Writing Into Darkness

There are several ways to approach fiction writing. None of them are better than any other, as far as I can tell. They are just tools in the toolbox. As you advance in your craft, you learn to make use of them as you go, depending on the needs of the story.

  1. You can work out every element of the story ahead of time, including every twist and turn. You’ll end up spending a great deal of time on the outline for the story, but the writing can go full speed, because you have it all worked out at that point.
  2. Write into what I call “darkened hallways.” I have a tendency to be there most of the time. You’ll have the characters, the overall plot, and the opening scene. You’ll have a pretty good idea how it ends. Everything in the middle will be guesswork, because you know roughly where you are going, but not when you’ll get there. Think of a long hallway with occasional light bulbs that are far too inadequate to the task.
  3. Writing into darkness. You start similar to the path of darkened hallways. But you get derailed.
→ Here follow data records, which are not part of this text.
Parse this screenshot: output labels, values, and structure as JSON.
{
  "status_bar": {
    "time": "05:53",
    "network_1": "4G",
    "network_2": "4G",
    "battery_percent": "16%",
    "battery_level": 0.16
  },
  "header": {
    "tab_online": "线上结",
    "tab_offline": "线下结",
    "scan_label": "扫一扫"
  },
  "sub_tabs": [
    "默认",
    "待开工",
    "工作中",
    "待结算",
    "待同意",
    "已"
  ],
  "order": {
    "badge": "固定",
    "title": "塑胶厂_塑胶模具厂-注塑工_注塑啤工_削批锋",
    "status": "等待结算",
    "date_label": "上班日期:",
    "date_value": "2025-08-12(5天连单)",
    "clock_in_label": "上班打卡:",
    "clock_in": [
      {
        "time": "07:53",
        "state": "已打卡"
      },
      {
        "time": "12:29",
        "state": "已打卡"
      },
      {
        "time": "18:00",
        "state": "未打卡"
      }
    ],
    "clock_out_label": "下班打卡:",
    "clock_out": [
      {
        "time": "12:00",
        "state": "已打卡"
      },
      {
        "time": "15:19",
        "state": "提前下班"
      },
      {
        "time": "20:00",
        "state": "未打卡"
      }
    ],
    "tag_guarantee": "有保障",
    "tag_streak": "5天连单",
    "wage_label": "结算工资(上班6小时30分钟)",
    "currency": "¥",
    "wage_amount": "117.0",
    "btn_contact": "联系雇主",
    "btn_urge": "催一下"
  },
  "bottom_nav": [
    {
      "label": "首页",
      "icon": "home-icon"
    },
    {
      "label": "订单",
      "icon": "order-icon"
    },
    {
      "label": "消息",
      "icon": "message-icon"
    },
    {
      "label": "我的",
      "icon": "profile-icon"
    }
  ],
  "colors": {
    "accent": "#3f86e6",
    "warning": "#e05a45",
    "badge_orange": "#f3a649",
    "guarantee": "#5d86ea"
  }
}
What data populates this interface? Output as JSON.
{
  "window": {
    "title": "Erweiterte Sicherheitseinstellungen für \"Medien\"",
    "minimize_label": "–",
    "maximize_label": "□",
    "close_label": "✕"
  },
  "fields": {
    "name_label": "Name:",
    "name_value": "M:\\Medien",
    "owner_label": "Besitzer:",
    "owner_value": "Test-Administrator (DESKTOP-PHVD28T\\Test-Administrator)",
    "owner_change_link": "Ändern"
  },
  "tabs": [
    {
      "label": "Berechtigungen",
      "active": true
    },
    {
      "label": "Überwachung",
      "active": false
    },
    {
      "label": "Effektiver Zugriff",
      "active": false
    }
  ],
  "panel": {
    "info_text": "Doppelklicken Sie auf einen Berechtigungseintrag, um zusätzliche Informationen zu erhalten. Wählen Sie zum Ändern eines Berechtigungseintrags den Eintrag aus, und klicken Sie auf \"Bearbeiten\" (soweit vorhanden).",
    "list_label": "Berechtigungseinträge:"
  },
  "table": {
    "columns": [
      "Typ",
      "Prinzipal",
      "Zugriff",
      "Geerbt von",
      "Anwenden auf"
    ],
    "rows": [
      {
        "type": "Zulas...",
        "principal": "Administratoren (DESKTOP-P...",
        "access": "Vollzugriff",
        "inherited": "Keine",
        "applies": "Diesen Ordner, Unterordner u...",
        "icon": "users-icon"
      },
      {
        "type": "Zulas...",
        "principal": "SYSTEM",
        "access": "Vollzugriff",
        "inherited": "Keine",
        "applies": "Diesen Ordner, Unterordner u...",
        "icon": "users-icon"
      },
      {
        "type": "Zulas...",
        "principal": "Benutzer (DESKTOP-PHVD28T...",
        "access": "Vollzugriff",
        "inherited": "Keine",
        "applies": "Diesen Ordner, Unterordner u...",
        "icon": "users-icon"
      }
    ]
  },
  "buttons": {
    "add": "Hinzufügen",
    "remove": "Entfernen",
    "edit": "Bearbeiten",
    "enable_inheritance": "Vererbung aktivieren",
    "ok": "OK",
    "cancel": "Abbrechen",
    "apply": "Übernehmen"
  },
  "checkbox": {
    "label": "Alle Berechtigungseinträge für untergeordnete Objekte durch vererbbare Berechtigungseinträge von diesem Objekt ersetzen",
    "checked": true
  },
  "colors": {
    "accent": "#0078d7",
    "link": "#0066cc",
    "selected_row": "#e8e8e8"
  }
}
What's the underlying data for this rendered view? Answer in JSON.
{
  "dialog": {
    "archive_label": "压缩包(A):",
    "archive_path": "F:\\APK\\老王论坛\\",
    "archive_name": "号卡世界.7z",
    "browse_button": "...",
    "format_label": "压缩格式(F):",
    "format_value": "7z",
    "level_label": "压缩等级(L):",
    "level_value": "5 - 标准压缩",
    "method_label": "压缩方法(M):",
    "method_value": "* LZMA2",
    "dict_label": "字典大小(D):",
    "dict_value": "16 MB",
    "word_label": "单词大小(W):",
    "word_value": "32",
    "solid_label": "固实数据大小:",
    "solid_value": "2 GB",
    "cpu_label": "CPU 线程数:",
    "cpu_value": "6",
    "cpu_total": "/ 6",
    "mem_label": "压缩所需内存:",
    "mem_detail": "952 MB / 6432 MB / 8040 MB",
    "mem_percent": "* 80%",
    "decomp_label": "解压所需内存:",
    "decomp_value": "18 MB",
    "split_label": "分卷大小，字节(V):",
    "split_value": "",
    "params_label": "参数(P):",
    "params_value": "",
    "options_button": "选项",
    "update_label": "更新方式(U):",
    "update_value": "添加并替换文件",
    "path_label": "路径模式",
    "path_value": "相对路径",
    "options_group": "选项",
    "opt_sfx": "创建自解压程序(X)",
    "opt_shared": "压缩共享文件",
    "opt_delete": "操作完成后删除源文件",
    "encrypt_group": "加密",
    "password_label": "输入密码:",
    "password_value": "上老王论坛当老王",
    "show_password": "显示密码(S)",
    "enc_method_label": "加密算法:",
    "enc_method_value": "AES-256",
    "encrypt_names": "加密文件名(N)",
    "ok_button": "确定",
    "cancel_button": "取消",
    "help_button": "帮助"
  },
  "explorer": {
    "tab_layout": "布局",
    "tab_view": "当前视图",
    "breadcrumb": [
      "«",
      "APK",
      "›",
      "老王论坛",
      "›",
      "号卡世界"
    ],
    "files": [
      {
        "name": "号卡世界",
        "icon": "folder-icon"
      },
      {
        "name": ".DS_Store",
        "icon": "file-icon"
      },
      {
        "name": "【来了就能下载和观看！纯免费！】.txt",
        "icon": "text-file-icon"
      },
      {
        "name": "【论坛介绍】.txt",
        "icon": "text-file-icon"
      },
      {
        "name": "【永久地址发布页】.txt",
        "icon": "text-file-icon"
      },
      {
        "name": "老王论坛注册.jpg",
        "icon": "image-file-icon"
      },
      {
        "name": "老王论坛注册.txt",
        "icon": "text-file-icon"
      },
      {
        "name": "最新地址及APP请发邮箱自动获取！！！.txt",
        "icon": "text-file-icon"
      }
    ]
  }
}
Or rather, you have a character, and she has a problem, and you (the writer/reader) are simply along for the ride, with no idea where it will all end up.

This is all fresh in my mind this morning because it happened to me last night. I’ve been working on the the third Javier Aritza story. I thought I knew how it ended. Turns out I had the exact ending (call it the last four lines of the epilogue).  Javier had been lying to me about how we get there. He finally explained it to me last night.

I can’t say I blame him. It was not what I had planned. Or where. And it was a LOT darker than I had expected.

Let me back up here and share a confession. In my head, Javier Aritza is kind of a goofball. He’s snarky and sarcastic, mouthy, but generally harmless.

To prepare for the third volume, I went back and re-read the first two (The Science Officer and The Mind Field). Up until that moment, I hadn’t really been paying attention to how dark and gritty he really was. Or the stories. Writer-brain put those things in when I wasn’t looking. They make the story better, but it wasn’t the story I had expected. Or rather, it was, but nowhere near as dark as I had remembered.

Javier did that to me last night.  When he finally revealed the ending to volume three.

For comparison’s sake, all three Jessica Keller books were darkened hallways. I knew where they went, and how they ended, and happily trusted writer-brain to carry me there. And it worked. I like all three novels.

I like all three Science Officer tales, too, but volume three (The Gilded Cage) is much darker than Jessica. And it was jarring to see what secrets writer-brain was hiding from me, right up to the end. (And no, no spoilers here.) This had been a slow write, because life kept intruding, and because I rarely knew what the scene after next was. I would sit down, and writer-brain would say “here’s the next scene.” “But that about the one after that?” “Shut up and write.”

And now I know why. Javier can be a cold, vicious bastard when you push him into a corner.

I’ll have the first draft done and ready for first readers this week. Dunno when it is coming out at this point. I’ve been pushing deadlines all year, and this one doesn’t have one. I’m guessing that mid-December is the publishing date, barring unforeseen complications.  (Fabulous Publisher Babe(tm) talked to Matt and he’s all set to do the audio book again. We’re going to try to get paper, ebook, and audio all done together. Watch this space for more news.) So that will make a nice Xmas present for everyone to round out the year.

I’m writing into darkness here. And it’s fun. The strangest part is that once I finish this story, I don’t have anything NEXT on my list. Got the anthology story done. Got the third Javier out. Jessica’s first trilogy is rounded off and I’m doing research for what will be book 4 next year.

What would y’all like to see next? I mean, I only have fifty things I could pick from.  What would make your day?

shade and sweet water